To do: Can you output the records below exactly as they are written?

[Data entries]
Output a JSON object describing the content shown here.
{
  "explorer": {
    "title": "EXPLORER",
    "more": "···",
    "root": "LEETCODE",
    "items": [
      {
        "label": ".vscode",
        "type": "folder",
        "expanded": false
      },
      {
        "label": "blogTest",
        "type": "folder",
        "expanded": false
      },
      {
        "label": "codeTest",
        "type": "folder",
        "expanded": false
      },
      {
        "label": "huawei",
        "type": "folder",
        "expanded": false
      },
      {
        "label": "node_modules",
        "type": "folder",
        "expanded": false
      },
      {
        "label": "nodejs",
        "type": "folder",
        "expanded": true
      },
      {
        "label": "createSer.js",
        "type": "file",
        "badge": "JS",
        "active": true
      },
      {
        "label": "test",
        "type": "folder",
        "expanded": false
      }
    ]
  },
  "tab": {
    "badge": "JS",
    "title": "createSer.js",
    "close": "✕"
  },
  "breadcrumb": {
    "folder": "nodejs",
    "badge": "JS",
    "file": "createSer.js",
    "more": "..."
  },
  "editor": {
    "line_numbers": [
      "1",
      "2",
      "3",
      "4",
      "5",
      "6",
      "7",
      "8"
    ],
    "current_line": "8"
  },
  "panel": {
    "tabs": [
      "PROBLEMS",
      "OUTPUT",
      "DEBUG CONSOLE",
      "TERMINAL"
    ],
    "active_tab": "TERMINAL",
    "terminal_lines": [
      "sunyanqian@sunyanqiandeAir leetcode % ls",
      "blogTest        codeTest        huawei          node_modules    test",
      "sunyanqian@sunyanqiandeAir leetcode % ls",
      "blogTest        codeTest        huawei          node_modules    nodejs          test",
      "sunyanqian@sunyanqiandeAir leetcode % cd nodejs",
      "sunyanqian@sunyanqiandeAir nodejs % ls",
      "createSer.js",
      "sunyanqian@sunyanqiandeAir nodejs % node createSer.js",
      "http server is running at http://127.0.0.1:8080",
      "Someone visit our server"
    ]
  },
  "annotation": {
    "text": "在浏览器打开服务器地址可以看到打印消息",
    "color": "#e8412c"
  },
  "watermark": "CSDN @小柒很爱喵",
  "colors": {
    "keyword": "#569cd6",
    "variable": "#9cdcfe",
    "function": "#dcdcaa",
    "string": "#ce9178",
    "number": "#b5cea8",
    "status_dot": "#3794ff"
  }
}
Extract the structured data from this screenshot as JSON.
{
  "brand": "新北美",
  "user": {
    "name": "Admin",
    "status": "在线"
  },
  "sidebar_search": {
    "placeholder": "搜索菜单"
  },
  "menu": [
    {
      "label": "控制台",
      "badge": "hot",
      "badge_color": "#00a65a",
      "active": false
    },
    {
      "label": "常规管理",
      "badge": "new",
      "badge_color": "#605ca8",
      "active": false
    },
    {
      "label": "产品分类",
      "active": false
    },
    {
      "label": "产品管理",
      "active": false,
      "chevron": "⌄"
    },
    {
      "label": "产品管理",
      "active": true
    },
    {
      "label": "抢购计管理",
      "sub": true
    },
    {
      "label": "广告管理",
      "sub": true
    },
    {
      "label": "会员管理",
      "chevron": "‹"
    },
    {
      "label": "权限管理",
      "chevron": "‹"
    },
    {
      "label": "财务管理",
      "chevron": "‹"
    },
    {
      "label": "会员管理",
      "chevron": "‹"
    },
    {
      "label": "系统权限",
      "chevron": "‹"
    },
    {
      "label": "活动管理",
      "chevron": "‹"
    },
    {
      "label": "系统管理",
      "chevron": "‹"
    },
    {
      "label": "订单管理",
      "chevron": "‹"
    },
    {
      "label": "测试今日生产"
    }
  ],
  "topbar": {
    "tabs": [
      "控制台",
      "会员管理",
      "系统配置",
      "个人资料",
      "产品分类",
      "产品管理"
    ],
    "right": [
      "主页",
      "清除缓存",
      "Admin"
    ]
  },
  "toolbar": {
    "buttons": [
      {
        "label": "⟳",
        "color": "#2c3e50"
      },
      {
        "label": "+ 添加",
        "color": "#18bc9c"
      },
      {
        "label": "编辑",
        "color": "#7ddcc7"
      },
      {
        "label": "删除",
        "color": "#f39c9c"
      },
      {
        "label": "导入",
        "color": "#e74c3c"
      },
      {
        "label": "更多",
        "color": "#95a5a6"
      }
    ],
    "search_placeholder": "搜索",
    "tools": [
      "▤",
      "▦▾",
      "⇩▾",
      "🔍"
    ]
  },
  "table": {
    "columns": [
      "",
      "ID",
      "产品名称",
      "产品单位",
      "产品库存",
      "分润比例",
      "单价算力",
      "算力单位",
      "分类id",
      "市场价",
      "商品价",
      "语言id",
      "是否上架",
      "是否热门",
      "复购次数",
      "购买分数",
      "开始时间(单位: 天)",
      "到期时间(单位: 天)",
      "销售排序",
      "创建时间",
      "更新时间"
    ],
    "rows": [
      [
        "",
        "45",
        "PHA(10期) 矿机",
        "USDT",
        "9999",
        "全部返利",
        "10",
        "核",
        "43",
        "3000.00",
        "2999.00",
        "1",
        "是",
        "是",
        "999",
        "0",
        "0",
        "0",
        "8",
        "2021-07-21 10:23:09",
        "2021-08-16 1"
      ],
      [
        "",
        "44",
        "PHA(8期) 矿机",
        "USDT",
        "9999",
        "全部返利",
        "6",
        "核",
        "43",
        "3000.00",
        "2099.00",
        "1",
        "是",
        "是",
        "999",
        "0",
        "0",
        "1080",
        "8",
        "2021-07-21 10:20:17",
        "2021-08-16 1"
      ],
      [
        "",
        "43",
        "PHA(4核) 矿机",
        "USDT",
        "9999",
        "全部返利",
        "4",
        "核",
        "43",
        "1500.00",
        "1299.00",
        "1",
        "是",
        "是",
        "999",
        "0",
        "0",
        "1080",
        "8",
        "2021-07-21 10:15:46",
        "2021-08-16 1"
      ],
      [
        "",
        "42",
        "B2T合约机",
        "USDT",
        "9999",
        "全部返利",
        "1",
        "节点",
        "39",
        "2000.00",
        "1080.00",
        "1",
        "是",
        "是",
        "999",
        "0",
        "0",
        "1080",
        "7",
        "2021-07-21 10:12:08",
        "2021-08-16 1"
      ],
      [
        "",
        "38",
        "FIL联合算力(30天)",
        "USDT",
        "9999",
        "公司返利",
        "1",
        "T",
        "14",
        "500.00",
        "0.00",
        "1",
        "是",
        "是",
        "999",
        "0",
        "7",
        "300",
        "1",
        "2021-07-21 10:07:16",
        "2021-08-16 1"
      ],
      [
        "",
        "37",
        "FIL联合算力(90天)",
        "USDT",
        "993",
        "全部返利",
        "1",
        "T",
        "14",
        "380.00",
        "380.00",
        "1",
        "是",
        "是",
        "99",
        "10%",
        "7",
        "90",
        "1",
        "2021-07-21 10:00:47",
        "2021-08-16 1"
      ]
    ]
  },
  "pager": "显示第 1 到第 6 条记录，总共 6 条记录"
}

Task solution:
Output a JSON object describing the content shown here.
{
  "explorer": {
    "title": "EXPLORER",
    "more": "···",
    "root": "LEETCODE",
    "items": [
      {
        "label": ".vscode",
        "type": "folder",
        "expanded": false
      },
      {
        "label": "blogTest",
        "type": "folder",
        "expanded": false
      },
      {
        "label": "codeTest",
        "type": "folder",
        "expanded": false
      },
      {
        "label": "huawei",
        "type": "folder",
        "expanded": false
      },
      {
        "label": "node_modules",
        "type": "folder",
        "expanded": false
      },
      {
        "label": "nodejs",
        "type": "folder",
        "expanded": true
      },
      {
        "label": "createSer.js",
        "type": "file",
        "badge": "JS",
        "active": true
      },
      {
        "label": "test",
        "type": "folder",
        "expanded": false
      }
    ]
  },
  "tab": {
    "badge": "JS",
    "title": "createSer.js",
    "close": "✕"
  },
  "breadcrumb": {
    "folder": "nodejs",
    "badge": "JS",
    "file": "createSer.js",
    "more": "..."
  },
  "editor": {
    "line_numbers": [
      "1",
      "2",
      "3",
      "4",
      "5",
      "6",
      "7",
      "8"
    ],
    "current_line": "8"
  },
  "panel": {
    "tabs": [
      "PROBLEMS",
      "OUTPUT",
      "DEBUG CONSOLE",
      "TERMINAL"
    ],
    "active_tab": "TERMINAL",
    "terminal_lines": [
      "sunyanqian@sunyanqiandeAir leetcode % ls",
      "blogTest        codeTest        huawei          node_modules    test",
      "sunyanqian@sunyanqiandeAir leetcode % ls",
      "blogTest        codeTest        huawei          node_modules    nodejs          test",
      "sunyanqian@sunyanqiandeAir leetcode % cd nodejs",
      "sunyanqian@sunyanqiandeAir nodejs % ls",
      "createSer.js",
      "sunyanqian@sunyanqiandeAir nodejs % node createSer.js",
      "http server is running at http://127.0.0.1:8080",
      "Someone visit our server"
    ]
  },
  "annotation": {
    "text": "在浏览器打开服务器地址可以看到打印消息",
    "color": "#e8412c"
  },
  "watermark": "CSDN @小柒很爱喵",
  "colors": {
    "keyword": "#569cd6",
    "variable": "#9cdcfe",
    "function": "#dcdcaa",
    "string": "#ce9178",
    "number": "#b5cea8",
    "status_dot": "#3794ff"
  }
}
Extract the structured data from this screenshot as JSON.
{
  "brand": "新北美",
  "user": {
    "name": "Admin",
    "status": "在线"
  },
  "sidebar_search": {
    "placeholder": "搜索菜单"
  },
  "menu": [
    {
      "label": "控制台",
      "badge": "hot",
      "badge_color": "#00a65a",
      "active": false
    },
    {
      "label": "常规管理",
      "badge": "new",
      "badge_color": "#605ca8",
      "active": false
    },
    {
      "label": "产品分类",
      "active": false
    },
    {
      "label": "产品管理",
      "active": false,
      "chevron": "⌄"
    },
    {
      "label": "产品管理",
      "active": true
    },
    {
      "label": "抢购计管理",
      "sub": true
    },
    {
      "label": "广告管理",
      "sub": true
    },
    {
      "label": "会员管理",
      "chevron": "‹"
    },
    {
      "label": "权限管理",
      "chevron": "‹"
    },
    {
      "label": "财务管理",
      "chevron": "‹"
    },
    {
      "label": "会员管理",
      "chevron": "‹"
    },
    {
      "label": "系统权限",
      "chevron": "‹"
    },
    {
      "label": "活动管理",
      "chevron": "‹"
    },
    {
      "label": "系统管理",
      "chevron": "‹"
    },
    {
      "label": "订单管理",
      "chevron": "‹"
    },
    {
      "label": "测试今日生产"
    }
  ],
  "topbar": {
    "tabs": [
      "控制台",
      "会员管理",
      "系统配置",
      "个人资料",
      "产品分类",
      "产品管理"
    ],
    "right": [
      "主页",
      "清除缓存",
      "Admin"
    ]
  },
  "toolbar": {
    "buttons": [
      {
        "label": "⟳",
        "color": "#2c3e50"
      },
      {
        "label": "+ 添加",
        "color": "#18bc9c"
      },
      {
        "label": "编辑",
        "color": "#7ddcc7"
      },
      {
        "label": "删除",
        "color": "#f39c9c"
      },
      {
        "label": "导入",
        "color": "#e74c3c"
      },
      {
        "label": "更多",
        "color": "#95a5a6"
      }
    ],
    "search_placeholder": "搜索",
    "tools": [
      "▤",
      "▦▾",
      "⇩▾",
      "🔍"
    ]
  },
  "table": {
    "columns": [
      "",
      "ID",
      "产品名称",
      "产品单位",
      "产品库存",
      "分润比例",
      "单价算力",
      "算力单位",
      "分类id",
      "市场价",
      "商品价",
      "语言id",
      "是否上架",
      "是否热门",
      "复购次数",
      "购买分数",
      "开始时间(单位: 天)",
      "到期时间(单位: 天)",
      "销售排序",
      "创建时间",
      "更新时间"
    ],
    "rows": [
      [
        "",
        "45",
        "PHA(10期) 矿机",
        "USDT",
        "9999",
        "全部返利",
        "10",
        "核",
        "43",
        "3000.00",
        "2999.00",
        "1",
        "是",
        "是",
        "999",
        "0",
        "0",
        "0",
        "8",
        "2021-07-21 10:23:09",
        "2021-08-16 1"
      ],
      [
        "",
        "44",
        "PHA(8期) 矿机",
        "USDT",
        "9999",
        "全部返利",
        "6",
        "核",
        "43",
        "3000.00",
        "2099.00",
        "1",
        "是",
        "是",
        "999",
        "0",
        "0",
        "1080",
        "8",
        "2021-07-21 10:20:17",
        "2021-08-16 1"
      ],
      [
        "",
        "43",
        "PHA(4核) 矿机",
        "USDT",
        "9999",
        "全部返利",
        "4",
        "核",
        "43",
        "1500.00",
        "1299.00",
        "1",
        "是",
        "是",
        "999",
        "0",
        "0",
        "1080",
        "8",
        "2021-07-21 10:15:46",
        "2021-08-16 1"
      ],
      [
        "",
        "42",
        "B2T合约机",
        "USDT",
        "9999",
        "全部返利",
        "1",
        "节点",
        "39",
        "2000.00",
        "1080.00",
        "1",
        "是",
        "是",
        "999",
        "0",
        "0",
        "1080",
        "7",
        "2021-07-21 10:12:08",
        "2021-08-16 1"
      ],
      [
        "",
        "38",
        "FIL联合算力(30天)",
        "USDT",
        "9999",
        "公司返利",
        "1",
        "T",
        "14",
        "500.00",
        "0.00",
        "1",
        "是",
        "是",
        "999",
        "0",
        "7",
        "300",
        "1",
        "2021-07-21 10:07:16",
        "2021-08-16 1"
      ],
      [
        "",
        "37",
        "FIL联合算力(90天)",
        "USDT",
        "993",
        "全部返利",
        "1",
        "T",
        "14",
        "380.00",
        "380.00",
        "1",
        "是",
        "是",
        "99",
        "10%",
        "7",
        "90",
        "1",
        "2021-07-21 10:00:47",
        "2021-08-16 1"
      ]
    ]
  },
  "pager": "显示第 1 到第 6 条记录，总共 6 条记录"
}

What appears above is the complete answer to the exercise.